** Opening Data supplied block **

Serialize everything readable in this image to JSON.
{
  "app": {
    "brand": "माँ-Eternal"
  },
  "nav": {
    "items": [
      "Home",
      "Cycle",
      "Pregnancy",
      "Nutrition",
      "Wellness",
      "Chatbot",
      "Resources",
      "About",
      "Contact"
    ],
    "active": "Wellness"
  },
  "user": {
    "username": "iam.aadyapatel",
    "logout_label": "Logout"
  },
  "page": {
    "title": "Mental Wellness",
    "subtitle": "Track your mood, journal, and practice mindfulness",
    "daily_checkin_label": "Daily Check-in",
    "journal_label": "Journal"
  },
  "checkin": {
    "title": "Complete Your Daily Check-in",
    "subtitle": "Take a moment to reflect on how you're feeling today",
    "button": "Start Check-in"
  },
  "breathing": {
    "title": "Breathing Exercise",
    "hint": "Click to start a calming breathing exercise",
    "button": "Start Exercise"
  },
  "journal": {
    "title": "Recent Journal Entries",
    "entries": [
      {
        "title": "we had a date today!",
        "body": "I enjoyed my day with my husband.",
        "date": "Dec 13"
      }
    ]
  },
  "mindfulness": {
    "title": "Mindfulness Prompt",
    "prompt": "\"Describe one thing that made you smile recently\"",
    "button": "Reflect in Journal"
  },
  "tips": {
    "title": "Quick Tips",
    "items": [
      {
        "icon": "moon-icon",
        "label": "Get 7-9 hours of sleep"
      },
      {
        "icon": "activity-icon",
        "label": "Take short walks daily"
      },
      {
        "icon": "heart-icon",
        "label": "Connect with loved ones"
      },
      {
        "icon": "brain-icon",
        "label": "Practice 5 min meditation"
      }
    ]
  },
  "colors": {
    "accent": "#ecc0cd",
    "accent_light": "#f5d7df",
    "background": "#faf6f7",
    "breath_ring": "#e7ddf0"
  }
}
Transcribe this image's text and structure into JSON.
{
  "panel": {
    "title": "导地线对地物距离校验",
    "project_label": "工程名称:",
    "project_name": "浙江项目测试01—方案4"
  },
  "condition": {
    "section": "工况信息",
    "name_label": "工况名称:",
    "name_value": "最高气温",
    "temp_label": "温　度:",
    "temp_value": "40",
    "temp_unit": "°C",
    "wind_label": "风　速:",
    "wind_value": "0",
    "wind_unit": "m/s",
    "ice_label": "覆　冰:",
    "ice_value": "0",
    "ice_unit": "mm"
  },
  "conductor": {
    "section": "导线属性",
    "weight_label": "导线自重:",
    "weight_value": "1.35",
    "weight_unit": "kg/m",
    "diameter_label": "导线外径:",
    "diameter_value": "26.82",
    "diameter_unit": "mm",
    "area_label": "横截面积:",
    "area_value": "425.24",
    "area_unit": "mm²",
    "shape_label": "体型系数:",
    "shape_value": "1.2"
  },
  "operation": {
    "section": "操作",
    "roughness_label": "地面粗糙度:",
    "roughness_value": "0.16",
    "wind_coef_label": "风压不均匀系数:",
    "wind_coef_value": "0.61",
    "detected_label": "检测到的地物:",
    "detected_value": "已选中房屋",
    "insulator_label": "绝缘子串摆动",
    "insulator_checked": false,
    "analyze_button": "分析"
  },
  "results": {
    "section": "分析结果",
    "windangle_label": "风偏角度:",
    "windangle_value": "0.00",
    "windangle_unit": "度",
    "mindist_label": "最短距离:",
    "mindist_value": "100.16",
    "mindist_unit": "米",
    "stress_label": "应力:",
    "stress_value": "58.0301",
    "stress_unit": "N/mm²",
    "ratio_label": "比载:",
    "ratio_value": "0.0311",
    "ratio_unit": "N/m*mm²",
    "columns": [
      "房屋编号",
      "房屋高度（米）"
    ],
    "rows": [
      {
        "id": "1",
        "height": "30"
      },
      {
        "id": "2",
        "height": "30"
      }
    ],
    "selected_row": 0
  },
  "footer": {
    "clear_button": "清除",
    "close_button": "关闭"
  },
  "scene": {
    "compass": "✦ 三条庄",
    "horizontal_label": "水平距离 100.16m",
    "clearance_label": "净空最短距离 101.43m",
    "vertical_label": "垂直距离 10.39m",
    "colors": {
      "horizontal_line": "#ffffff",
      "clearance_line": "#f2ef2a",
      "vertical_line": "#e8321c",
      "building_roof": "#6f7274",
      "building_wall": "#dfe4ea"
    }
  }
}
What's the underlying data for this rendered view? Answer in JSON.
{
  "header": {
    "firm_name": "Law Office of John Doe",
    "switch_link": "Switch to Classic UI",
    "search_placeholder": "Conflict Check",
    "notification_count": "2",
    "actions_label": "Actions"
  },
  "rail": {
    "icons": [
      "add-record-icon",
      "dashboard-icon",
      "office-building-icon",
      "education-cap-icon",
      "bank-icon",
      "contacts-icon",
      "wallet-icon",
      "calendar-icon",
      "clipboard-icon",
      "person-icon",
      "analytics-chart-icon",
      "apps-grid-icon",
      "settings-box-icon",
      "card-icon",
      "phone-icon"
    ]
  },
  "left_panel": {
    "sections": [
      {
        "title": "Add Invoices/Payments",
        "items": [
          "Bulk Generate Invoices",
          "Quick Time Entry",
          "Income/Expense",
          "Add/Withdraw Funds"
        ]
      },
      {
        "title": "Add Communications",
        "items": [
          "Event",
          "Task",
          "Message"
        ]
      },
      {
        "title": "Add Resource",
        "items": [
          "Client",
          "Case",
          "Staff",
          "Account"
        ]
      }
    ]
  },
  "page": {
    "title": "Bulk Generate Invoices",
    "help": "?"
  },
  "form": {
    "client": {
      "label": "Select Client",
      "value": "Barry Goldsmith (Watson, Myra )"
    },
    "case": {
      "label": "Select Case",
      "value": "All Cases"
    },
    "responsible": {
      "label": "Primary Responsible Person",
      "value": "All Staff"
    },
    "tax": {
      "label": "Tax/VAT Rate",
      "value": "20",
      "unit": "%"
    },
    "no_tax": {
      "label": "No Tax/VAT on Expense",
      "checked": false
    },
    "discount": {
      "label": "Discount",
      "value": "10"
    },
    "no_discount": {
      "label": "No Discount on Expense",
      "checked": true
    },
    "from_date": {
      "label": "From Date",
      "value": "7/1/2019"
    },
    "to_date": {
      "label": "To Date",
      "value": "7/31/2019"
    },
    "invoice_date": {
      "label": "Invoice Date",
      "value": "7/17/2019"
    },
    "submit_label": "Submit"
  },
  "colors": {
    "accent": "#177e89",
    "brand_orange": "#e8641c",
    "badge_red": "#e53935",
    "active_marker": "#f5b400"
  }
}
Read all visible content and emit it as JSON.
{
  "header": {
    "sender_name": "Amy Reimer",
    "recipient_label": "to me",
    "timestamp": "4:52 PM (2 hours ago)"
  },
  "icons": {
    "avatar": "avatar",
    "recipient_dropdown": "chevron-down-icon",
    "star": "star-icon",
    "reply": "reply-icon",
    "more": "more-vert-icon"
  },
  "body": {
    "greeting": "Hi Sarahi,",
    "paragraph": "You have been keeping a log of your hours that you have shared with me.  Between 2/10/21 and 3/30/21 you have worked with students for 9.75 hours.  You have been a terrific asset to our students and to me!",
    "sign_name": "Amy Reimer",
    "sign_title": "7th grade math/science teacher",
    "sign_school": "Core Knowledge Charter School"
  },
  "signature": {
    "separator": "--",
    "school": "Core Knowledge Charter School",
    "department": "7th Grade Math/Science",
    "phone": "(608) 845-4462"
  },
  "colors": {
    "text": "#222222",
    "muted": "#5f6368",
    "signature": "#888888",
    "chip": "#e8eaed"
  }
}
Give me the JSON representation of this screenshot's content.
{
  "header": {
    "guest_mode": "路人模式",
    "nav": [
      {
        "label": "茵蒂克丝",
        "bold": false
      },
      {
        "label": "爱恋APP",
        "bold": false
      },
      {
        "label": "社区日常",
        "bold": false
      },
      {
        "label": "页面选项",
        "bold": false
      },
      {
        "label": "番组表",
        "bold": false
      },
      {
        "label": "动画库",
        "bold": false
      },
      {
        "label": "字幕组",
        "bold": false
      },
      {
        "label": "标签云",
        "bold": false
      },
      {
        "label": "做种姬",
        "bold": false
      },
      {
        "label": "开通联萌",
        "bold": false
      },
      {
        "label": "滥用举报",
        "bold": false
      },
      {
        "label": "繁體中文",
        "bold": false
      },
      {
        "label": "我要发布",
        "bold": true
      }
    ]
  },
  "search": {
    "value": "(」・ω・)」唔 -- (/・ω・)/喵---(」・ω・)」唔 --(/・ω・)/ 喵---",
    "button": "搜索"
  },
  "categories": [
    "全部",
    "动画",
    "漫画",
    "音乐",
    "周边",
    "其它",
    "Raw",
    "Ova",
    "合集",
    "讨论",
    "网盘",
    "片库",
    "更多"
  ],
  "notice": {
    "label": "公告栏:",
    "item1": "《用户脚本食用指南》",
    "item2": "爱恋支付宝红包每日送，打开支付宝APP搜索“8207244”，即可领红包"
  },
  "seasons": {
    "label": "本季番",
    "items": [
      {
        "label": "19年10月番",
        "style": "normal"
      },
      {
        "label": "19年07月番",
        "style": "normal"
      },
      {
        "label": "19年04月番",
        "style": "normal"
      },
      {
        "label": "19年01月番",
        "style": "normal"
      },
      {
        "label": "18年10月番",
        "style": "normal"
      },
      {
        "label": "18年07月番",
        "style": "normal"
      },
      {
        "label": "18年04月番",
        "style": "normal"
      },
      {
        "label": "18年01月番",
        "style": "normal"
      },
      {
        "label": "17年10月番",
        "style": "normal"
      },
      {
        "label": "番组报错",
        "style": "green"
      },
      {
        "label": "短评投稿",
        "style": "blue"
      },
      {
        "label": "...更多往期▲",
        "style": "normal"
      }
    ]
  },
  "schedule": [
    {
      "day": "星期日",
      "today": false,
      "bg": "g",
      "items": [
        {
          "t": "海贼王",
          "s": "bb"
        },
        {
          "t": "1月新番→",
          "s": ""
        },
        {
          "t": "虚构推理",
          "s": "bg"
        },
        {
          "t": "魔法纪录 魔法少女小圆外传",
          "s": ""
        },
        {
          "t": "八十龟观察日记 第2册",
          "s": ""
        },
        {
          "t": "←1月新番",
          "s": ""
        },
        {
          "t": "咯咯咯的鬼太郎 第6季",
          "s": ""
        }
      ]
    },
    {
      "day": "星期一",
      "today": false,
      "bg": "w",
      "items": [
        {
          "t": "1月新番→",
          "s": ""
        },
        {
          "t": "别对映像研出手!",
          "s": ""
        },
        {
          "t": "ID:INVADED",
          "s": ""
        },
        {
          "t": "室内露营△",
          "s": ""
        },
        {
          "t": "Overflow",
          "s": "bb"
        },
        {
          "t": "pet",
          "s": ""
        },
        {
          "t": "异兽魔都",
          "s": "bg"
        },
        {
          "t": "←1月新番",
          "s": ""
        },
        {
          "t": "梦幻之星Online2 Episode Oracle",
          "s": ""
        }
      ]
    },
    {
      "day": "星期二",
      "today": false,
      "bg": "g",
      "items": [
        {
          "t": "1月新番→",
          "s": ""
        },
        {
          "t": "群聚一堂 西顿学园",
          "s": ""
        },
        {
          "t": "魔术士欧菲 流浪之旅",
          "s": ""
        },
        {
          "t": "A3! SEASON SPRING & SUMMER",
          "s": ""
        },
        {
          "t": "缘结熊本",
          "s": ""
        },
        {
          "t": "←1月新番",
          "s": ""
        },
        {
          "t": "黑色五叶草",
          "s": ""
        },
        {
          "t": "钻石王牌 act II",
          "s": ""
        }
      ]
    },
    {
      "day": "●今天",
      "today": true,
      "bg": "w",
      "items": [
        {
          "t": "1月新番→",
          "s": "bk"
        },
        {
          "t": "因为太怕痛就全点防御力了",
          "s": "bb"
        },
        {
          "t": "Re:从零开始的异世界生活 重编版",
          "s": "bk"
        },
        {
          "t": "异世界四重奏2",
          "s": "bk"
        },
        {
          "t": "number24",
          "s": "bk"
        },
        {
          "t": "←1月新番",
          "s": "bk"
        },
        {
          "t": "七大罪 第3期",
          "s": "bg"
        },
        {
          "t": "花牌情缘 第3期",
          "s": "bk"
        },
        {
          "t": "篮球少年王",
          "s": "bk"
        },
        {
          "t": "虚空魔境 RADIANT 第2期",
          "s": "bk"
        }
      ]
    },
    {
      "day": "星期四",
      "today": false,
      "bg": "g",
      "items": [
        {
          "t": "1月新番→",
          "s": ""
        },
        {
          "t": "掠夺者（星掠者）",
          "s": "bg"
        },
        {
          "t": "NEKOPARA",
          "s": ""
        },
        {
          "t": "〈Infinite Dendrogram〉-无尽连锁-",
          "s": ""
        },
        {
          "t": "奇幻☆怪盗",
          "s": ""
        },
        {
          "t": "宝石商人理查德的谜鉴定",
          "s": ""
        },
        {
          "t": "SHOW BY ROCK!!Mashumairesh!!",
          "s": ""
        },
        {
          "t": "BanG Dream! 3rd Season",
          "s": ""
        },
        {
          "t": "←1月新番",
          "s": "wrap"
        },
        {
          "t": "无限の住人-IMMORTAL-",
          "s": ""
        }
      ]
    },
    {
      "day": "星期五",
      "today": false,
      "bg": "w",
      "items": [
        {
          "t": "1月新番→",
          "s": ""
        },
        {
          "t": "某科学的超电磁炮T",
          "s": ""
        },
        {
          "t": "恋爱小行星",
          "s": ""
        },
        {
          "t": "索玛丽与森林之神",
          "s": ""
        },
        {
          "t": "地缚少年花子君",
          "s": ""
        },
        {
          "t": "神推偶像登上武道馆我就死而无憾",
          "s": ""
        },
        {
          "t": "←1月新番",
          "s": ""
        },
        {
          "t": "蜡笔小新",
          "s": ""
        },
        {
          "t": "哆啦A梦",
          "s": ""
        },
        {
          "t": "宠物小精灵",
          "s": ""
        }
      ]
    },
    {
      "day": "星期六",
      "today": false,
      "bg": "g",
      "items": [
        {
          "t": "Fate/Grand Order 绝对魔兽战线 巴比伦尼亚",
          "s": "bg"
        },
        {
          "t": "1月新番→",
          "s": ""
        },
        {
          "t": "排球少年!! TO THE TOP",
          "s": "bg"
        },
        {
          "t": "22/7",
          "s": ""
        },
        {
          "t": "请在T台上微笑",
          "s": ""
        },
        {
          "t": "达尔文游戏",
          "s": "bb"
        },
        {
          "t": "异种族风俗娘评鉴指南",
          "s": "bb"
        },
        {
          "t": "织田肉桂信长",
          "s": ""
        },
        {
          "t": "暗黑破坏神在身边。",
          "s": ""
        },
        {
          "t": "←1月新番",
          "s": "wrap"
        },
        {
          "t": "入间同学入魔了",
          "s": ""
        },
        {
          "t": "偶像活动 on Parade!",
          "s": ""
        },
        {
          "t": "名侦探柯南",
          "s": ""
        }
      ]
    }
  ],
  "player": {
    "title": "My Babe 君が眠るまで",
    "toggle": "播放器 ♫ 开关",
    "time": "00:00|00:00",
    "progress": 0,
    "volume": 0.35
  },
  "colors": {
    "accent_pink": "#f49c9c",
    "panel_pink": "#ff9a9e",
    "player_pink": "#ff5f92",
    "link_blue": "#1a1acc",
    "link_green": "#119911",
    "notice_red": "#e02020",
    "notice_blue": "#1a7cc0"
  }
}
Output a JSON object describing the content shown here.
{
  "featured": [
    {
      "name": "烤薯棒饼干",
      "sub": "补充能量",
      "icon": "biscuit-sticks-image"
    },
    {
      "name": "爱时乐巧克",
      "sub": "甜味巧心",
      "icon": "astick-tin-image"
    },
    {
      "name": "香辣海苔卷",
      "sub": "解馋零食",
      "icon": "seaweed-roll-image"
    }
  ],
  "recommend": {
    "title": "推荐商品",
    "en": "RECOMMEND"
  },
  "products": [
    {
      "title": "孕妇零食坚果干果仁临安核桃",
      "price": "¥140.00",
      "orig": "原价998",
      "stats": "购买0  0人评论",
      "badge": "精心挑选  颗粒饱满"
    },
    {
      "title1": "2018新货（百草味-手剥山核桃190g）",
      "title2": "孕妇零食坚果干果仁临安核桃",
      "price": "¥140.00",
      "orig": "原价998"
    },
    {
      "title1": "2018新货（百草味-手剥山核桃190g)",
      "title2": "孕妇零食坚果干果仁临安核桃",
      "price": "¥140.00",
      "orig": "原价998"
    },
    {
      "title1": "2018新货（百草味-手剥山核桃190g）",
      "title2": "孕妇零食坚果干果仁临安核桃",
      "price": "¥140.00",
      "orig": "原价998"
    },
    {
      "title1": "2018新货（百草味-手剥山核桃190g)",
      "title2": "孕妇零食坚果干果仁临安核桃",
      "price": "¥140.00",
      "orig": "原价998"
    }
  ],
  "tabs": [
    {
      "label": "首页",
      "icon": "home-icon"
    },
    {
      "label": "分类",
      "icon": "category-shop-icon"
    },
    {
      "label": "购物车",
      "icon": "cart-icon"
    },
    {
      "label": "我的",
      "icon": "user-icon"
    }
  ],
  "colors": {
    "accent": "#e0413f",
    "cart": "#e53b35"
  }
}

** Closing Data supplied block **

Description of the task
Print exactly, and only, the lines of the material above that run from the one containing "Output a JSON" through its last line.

Output
Output a JSON object describing the content shown here.
{
  "featured": [
    {
      "name": "烤薯棒饼干",
      "sub": "补充能量",
      "icon": "biscuit-sticks-image"
    },
    {
      "name": "爱时乐巧克",
      "sub": "甜味巧心",
      "icon": "astick-tin-image"
    },
    {
      "name": "香辣海苔卷",
      "sub": "解馋零食",
      "icon": "seaweed-roll-image"
    }
  ],
  "recommend": {
    "title": "推荐商品",
    "en": "RECOMMEND"
  },
  "products": [
    {
      "title": "孕妇零食坚果干果仁临安核桃",
      "price": "¥140.00",
      "orig": "原价998",
      "stats": "购买0  0人评论",
      "badge": "精心挑选  颗粒饱满"
    },
    {
      "title1": "2018新货（百草味-手剥山核桃190g）",
      "title2": "孕妇零食坚果干果仁临安核桃",
      "price": "¥140.00",
      "orig": "原价998"
    },
    {
      "title1": "2018新货（百草味-手剥山核桃190g)",
      "title2": "孕妇零食坚果干果仁临安核桃",
      "price": "¥140.00",
      "orig": "原价998"
    },
    {
      "title1": "2018新货（百草味-手剥山核桃190g）",
      "title2": "孕妇零食坚果干果仁临安核桃",
      "price": "¥140.00",
      "orig": "原价998"
    },
    {
      "title1": "2018新货（百草味-手剥山核桃190g)",
      "title2": "孕妇零食坚果干果仁临安核桃",
      "price": "¥140.00",
      "orig": "原价998"
    }
  ],
  "tabs": [
    {
      "label": "首页",
      "icon": "home-icon"
    },
    {
      "label": "分类",
      "icon": "category-shop-icon"
    },
    {
      "label": "购物车",
      "icon": "cart-icon"
    },
    {
      "label": "我的",
      "icon": "user-icon"
    }
  ],
  "colors": {
    "accent": "#e0413f",
    "cart": "#e53b35"
  }
}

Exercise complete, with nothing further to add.